1. “Every one, though born of God in an instant, yet undoubtedly grows by slow degrees.”—from a letter in the Works of John Wesley

 2. “No circumstances can make it necessary for a man to burst in sunder all the ties of humanity. It can never be necessary for a rational being to sink himself below a brute.”—from Thoughts upon Slavery in the Works of John Wesley
3. “When I was young I was sure of everything. In a few years, having been mistaken a thousand times, I was not half so sure of most things as I was before. At present, I am hardly sure of anything but what God has revealed to me.”—from a letter in the Works of John Wesley

4. “Though I am always in haste, I am never in a hurry.”—from a letter in the Works of John Wesley

5. “Having, First, gained all you can, and, Secondly saved all you can, Then give all you can.”—from a sermon in the Works of John Wesley

6. “Passion and prejudice govern the world; only under the name of reason. It is our part, by religion and reason joined, to counteract them all we can.”—from a letter in the Works of John Wesley

7. “Though we cannot think alike, may we not love alike? May we not be of one heart, though we are not of one opinion? Without all doubt, we may. Herein all the children of God may unite, notwithstanding these smaller differences.”—from a sermon in the Works of John Wesley
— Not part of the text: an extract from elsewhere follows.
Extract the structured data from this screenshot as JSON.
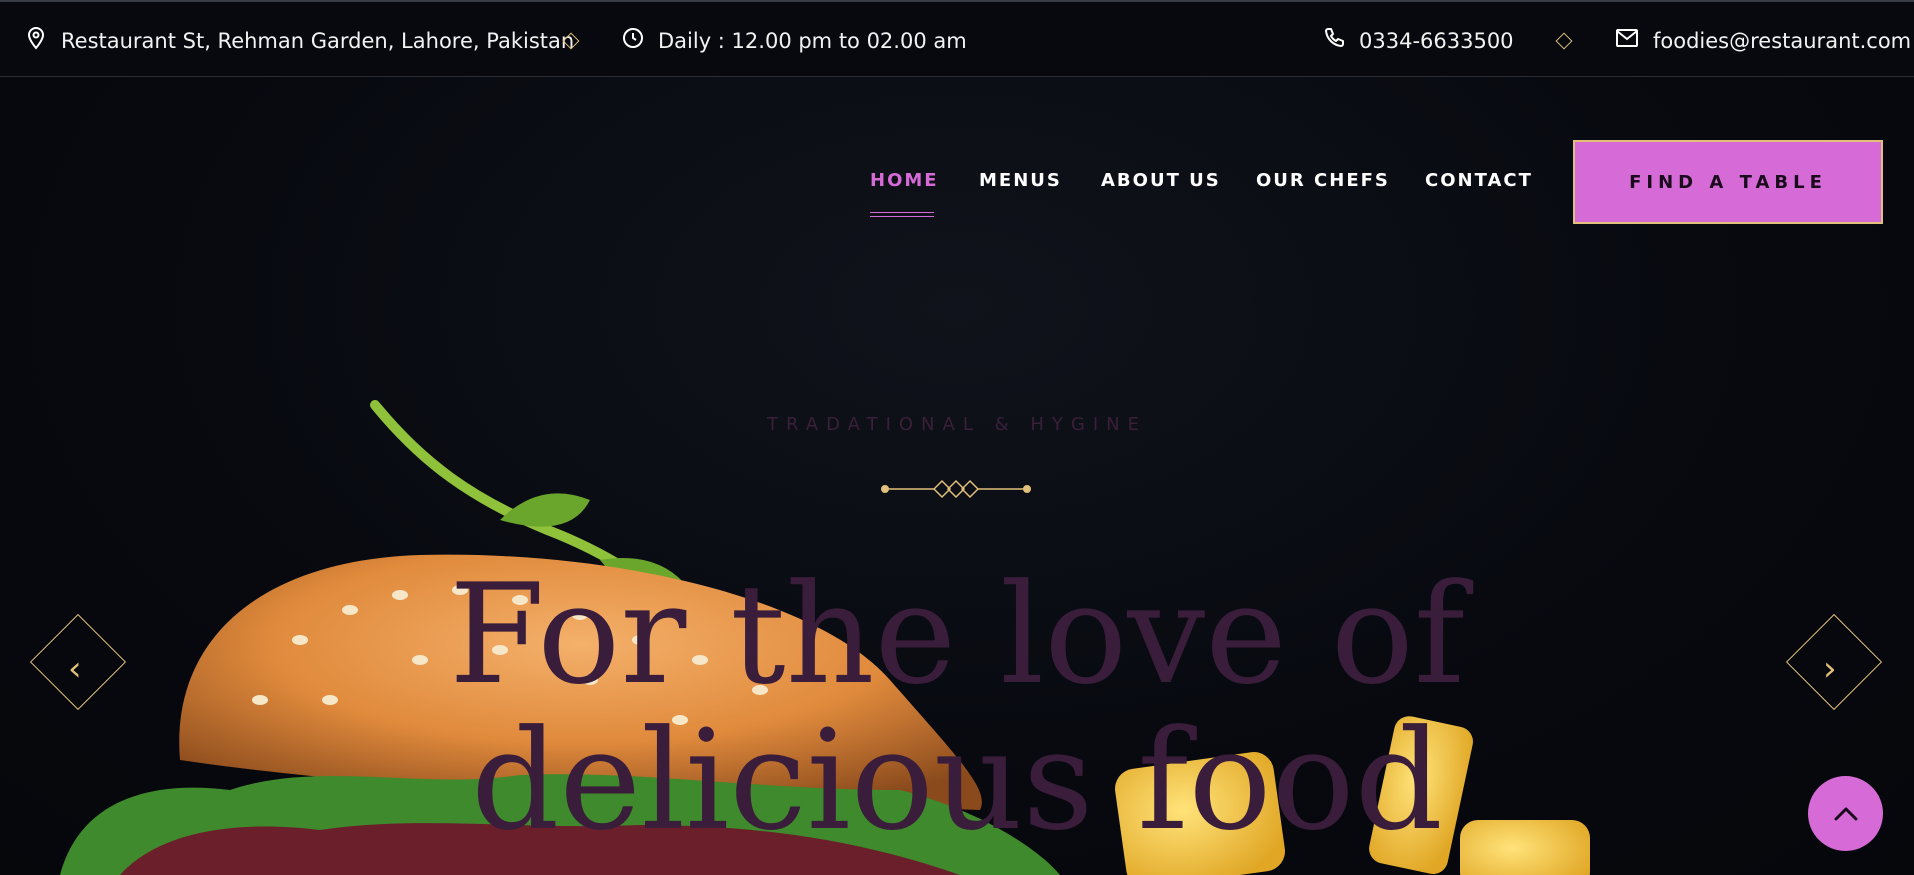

8. “Never dream of forcing men into the ways of God. Think yourself, and let think. Use no constraint in matters of religion. Even those who are farthest out of the way never compel to come in by any other means than reason, truth, and love.”—from a sermon in the Works of John Wesley
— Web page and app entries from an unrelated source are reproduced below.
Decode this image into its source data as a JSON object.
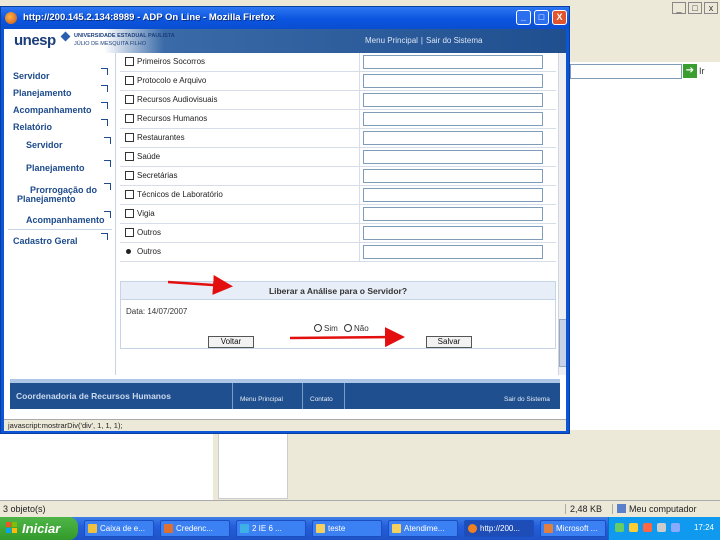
{
  "popup": {
    "title": "http://200.145.2.134:8989 - ADP On Line - Mozilla Firefox",
    "minimize_glyph": "_",
    "maximize_glyph": "□",
    "close_glyph": "X"
  },
  "header": {
    "logo": "unesp",
    "logo_sub1": "UNIVERSIDADE ESTADUAL PAULISTA",
    "logo_sub2": "JÚLIO DE MESQUITA FILHO",
    "menu_principal": "Menu Principal",
    "separator": "|",
    "sair": "Sair do Sistema"
  },
  "sidebar": {
    "items": [
      {
        "label": "Servidor"
      },
      {
        "label": "Planejamento"
      },
      {
        "label": "Acompanhamento"
      },
      {
        "label": "Relatório"
      },
      {
        "label": "Servidor"
      },
      {
        "label": "Planejamento"
      },
      {
        "label": "Prorrogação do"
      },
      {
        "label": "Planejamento"
      },
      {
        "label": "Acompanhamento"
      },
      {
        "label": "Cadastro Geral"
      }
    ]
  },
  "form": {
    "rows": [
      {
        "label": "Primeiros Socorros",
        "type": "checkbox"
      },
      {
        "label": "Protocolo e Arquivo",
        "type": "checkbox"
      },
      {
        "label": "Recursos Audiovisuais",
        "type": "checkbox"
      },
      {
        "label": "Recursos Humanos",
        "type": "checkbox"
      },
      {
        "label": "Restaurantes",
        "type": "checkbox"
      },
      {
        "label": "Saúde",
        "type": "checkbox"
      },
      {
        "label": "Secretárias",
        "type": "checkbox"
      },
      {
        "label": "Técnicos de Laboratório",
        "type": "checkbox"
      },
      {
        "label": "Vigia",
        "type": "checkbox"
      },
      {
        "label": "Outros",
        "type": "checkbox"
      },
      {
        "label": "Outros",
        "type": "radio"
      }
    ]
  },
  "libera": {
    "title": "Liberar a Análise para o Servidor?",
    "date": "Data: 14/07/2007",
    "option_sim": "Sim",
    "option_nao": "Não",
    "voltar": "Voltar",
    "salvar": "Salvar"
  },
  "footer": {
    "left": "Coordenadoria de Recursos Humanos",
    "menu_principal": "Menu Principal",
    "contato": "Contato",
    "sair": "Sair do Sistema"
  },
  "window_status": "javascript:mostrarDiv('div', 1, 1, 1);",
  "background": {
    "go_label": "Ir",
    "status_left": "3 objeto(s)",
    "status_size": "2,48 KB",
    "status_zone": "Meu computador"
  },
  "taskbar": {
    "start": "Iniciar",
    "items": [
      "Caixa de e...",
      "Credenc...",
      "2 IE 6 ...",
      "teste",
      "Atendime...",
      "http://200...",
      "Microsoft ..."
    ],
    "clock": "17:24"
  },
  "colors": {
    "accent": "#1d4b8c",
    "arrow": "#e30f0f",
    "title_blue": "#0b55e0"
  }
}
9. “Give me one hundred men who fear nothing but sin and desire nothing but God, and I care not whether they be clergyman or laymen, they alone will shake the gates of Hell and set up the kingdom of Heaven upon the earth.”—from a letter in the Works of John Wesley

10. “It cannot be that the people should grow in grace unless they give themselves to reading. A reading people will always be a knowing people.”—from a letter in the Works of John Wesley

John Wesley has had an immense impact on modern Christianity, and it seems like no matter where you look in the massive John Wesley Collection (29 vols.), he’s got something of value for you to ponder. His sermons are inspiring, his essays well articulated, his letters fascinating. You’ll want Wesley’s Explanatory Notes open every time your Bible is—his perspective is always enlightening—even if you disagree with him. This is a Pre-Pub you have got to check out!